§ **Exercise directions**:
The word to find is "icon". State how many lines below contain it, giving only the number.

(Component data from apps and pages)
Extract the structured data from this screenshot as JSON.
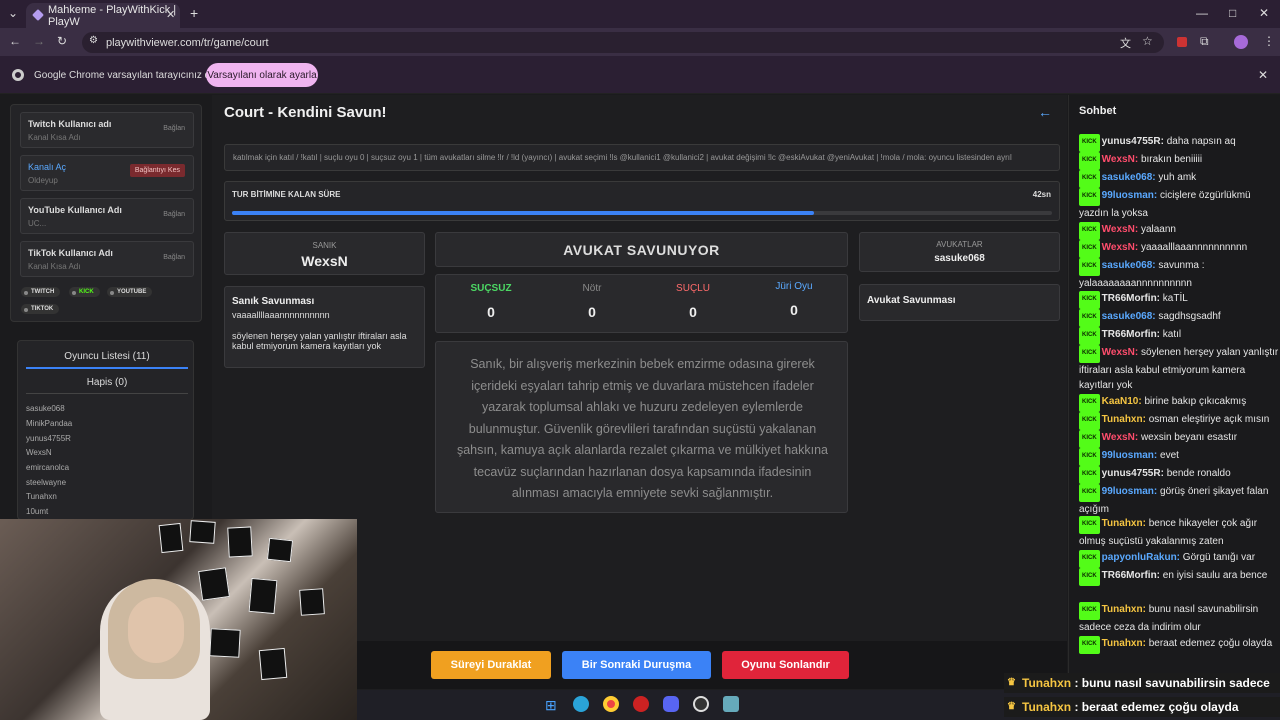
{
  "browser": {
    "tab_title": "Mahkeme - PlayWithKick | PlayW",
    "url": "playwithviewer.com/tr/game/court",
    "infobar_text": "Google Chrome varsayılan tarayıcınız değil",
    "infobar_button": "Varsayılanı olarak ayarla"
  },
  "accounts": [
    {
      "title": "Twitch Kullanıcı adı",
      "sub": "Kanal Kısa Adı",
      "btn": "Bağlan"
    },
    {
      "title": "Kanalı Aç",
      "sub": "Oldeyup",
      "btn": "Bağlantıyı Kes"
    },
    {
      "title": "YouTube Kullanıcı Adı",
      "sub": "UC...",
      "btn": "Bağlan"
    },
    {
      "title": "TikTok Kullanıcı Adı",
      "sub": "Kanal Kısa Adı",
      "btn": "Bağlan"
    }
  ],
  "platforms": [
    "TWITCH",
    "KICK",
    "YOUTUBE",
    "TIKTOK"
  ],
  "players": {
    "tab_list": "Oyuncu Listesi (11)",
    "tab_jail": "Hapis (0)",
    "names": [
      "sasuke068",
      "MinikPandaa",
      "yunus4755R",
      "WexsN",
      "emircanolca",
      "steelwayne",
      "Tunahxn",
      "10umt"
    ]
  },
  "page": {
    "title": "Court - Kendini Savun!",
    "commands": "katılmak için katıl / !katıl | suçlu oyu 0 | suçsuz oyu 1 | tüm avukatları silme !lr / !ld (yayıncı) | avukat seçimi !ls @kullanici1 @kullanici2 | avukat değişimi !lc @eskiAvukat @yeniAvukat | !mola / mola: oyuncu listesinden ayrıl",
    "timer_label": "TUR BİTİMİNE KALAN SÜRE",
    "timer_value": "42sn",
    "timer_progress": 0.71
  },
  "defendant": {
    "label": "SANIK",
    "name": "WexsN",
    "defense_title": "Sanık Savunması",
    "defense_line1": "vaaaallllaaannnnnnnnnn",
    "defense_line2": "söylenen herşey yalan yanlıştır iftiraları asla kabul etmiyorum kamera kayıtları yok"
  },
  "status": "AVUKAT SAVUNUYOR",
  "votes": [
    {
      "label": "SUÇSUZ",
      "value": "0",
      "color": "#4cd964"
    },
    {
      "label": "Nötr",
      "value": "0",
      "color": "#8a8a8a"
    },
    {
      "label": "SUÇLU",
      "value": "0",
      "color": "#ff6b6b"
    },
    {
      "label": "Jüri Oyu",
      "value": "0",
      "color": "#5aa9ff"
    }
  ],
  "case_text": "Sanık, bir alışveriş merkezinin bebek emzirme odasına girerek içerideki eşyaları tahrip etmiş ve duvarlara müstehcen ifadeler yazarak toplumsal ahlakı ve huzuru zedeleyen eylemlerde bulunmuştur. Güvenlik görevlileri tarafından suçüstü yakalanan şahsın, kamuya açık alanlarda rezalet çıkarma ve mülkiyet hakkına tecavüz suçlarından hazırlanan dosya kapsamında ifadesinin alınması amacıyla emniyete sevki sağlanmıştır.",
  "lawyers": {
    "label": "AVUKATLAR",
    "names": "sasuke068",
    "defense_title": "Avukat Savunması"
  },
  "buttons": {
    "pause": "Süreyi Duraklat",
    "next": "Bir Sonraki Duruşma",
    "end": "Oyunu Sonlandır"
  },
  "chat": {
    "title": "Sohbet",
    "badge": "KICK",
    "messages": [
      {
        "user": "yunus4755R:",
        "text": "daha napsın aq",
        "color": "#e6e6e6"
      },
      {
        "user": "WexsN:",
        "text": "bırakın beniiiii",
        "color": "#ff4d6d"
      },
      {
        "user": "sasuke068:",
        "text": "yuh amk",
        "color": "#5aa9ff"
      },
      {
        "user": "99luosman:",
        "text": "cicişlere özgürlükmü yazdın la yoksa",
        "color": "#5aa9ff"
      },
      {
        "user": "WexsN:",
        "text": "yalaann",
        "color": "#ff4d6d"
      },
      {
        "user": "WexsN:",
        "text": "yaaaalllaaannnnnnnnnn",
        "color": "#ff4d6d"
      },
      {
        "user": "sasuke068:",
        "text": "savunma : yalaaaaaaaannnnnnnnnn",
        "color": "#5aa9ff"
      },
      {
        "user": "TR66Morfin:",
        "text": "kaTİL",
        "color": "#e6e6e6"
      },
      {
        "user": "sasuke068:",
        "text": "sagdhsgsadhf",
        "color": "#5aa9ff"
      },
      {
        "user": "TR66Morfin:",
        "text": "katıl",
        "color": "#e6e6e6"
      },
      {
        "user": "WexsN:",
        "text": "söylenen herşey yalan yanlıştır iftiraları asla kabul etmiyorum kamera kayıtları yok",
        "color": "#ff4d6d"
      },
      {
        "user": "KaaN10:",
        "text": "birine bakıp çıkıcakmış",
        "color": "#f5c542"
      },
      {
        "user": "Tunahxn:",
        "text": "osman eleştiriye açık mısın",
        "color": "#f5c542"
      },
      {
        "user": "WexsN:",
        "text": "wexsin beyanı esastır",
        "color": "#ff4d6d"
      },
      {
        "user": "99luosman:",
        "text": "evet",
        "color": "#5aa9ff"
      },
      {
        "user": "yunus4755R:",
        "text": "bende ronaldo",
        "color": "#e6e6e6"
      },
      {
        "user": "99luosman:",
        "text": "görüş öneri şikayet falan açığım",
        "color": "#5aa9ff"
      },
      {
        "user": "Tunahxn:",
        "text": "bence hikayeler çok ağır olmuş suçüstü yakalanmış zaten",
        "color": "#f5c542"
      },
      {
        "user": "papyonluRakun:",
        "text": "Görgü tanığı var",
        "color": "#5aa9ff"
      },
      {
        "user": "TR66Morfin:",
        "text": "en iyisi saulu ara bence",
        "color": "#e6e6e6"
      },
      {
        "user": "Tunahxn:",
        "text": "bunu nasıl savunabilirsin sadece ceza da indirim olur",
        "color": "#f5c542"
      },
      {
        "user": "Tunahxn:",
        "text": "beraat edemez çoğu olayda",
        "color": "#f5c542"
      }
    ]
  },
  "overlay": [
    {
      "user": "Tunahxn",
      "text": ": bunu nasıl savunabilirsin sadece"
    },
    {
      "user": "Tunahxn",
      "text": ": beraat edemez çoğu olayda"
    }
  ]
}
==
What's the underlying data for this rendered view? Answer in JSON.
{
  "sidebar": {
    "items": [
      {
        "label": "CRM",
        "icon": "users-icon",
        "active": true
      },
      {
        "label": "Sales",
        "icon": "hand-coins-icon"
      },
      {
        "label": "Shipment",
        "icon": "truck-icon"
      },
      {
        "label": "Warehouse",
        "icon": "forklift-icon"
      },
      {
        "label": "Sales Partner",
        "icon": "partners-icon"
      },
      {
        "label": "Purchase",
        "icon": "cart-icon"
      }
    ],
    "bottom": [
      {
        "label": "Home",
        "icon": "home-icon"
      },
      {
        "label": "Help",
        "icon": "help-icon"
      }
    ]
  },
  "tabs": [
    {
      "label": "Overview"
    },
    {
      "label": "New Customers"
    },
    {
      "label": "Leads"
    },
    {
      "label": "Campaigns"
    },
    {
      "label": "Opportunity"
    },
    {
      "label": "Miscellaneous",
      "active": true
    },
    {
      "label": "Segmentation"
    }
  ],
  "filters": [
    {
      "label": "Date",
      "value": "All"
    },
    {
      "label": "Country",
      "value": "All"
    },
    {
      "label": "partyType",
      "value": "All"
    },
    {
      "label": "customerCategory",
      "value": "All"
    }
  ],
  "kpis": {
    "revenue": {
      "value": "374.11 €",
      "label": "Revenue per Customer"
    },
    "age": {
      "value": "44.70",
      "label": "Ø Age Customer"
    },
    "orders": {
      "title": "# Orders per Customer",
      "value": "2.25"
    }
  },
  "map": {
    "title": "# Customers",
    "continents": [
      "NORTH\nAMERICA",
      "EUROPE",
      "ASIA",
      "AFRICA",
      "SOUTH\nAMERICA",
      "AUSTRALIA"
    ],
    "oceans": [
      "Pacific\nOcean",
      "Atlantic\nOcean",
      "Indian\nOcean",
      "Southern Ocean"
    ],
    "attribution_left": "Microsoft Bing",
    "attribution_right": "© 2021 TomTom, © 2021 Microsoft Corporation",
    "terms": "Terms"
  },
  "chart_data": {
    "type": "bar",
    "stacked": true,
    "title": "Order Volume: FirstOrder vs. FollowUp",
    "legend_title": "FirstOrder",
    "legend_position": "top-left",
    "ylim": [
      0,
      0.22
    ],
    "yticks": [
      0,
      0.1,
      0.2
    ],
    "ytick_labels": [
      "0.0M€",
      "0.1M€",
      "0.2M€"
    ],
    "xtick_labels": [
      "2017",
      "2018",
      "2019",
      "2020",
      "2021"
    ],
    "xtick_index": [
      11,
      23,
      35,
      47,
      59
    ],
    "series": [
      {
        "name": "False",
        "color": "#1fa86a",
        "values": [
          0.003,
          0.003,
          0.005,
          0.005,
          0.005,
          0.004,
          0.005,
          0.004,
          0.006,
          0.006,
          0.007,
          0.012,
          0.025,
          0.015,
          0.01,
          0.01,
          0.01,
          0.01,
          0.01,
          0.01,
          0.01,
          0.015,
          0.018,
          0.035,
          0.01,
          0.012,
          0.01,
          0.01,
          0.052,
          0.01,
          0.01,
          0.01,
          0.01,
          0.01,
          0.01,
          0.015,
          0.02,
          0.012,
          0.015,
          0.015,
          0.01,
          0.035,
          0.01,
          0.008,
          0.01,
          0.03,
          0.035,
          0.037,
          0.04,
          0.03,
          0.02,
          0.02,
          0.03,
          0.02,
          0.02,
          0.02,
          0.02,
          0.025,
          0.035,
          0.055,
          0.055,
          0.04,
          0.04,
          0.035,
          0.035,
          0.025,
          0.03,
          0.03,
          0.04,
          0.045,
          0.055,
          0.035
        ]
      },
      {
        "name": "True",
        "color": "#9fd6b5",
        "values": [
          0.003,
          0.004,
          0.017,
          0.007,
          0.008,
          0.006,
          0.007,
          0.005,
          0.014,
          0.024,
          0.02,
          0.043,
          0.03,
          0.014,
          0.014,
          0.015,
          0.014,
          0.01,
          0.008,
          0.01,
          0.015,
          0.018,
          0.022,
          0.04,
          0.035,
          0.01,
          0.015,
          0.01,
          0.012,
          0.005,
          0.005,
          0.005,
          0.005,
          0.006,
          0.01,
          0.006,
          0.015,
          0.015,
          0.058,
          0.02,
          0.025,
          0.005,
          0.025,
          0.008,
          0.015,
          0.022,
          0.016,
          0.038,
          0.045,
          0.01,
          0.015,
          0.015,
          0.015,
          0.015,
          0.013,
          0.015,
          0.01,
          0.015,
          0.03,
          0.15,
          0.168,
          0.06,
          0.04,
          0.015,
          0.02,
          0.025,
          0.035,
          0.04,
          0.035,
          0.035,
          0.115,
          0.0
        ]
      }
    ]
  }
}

§ **Result below**:
8